Web page and app entries
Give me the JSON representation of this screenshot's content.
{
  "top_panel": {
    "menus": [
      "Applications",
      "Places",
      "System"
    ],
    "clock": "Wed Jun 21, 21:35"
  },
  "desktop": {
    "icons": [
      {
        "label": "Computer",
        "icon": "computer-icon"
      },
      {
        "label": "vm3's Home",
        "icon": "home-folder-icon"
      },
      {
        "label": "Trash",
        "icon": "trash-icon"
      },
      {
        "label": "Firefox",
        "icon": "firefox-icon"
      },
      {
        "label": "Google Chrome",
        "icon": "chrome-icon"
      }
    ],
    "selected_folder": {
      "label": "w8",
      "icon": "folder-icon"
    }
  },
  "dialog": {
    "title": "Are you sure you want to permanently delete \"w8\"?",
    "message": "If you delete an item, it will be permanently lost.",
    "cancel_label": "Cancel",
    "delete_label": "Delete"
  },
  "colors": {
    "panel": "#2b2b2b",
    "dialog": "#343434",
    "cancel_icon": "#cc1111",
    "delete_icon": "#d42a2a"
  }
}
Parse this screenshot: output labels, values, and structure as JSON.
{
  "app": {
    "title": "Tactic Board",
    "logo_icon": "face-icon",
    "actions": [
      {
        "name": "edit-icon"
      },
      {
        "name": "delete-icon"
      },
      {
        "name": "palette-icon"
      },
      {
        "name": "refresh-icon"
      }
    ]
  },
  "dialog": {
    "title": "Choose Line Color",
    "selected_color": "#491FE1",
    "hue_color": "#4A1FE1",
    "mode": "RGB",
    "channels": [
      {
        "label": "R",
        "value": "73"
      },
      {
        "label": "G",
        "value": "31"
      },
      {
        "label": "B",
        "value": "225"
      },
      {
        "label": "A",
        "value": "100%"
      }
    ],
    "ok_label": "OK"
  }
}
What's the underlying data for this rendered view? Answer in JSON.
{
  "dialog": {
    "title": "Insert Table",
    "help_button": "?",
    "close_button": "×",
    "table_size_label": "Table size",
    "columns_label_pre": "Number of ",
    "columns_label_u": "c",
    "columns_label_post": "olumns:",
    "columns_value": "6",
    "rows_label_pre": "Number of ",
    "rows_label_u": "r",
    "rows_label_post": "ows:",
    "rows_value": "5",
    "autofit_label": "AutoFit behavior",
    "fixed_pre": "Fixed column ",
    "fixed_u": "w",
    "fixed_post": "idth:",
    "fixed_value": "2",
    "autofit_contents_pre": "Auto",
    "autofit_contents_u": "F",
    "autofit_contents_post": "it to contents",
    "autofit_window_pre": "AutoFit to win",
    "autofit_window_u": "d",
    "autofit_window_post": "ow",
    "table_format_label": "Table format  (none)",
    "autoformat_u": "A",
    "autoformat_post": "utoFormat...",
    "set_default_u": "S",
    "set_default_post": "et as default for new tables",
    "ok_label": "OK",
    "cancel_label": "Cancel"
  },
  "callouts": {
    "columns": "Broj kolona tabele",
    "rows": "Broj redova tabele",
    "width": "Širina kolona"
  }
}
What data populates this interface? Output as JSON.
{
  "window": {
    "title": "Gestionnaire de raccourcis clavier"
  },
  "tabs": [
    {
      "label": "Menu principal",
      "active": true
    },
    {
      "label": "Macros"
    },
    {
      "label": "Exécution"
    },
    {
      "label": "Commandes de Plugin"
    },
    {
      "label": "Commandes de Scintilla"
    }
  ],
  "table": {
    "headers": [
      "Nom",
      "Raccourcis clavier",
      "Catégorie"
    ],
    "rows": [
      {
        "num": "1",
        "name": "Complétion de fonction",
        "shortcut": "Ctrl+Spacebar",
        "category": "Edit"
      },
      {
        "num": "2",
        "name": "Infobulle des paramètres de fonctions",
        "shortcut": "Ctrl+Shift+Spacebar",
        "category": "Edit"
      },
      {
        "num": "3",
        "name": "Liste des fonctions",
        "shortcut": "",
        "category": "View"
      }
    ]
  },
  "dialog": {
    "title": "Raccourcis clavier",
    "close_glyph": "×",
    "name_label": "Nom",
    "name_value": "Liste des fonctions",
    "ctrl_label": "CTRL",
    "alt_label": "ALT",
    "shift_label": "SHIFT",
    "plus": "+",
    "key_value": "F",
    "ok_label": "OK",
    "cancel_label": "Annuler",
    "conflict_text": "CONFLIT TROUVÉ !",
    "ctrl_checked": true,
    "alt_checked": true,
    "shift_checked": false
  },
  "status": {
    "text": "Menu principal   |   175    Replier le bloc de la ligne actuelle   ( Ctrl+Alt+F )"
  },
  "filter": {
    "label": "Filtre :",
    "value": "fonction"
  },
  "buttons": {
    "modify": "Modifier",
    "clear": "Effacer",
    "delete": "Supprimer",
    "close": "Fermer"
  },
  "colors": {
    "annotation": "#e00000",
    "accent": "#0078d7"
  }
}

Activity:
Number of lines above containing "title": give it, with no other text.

Result for this task:
6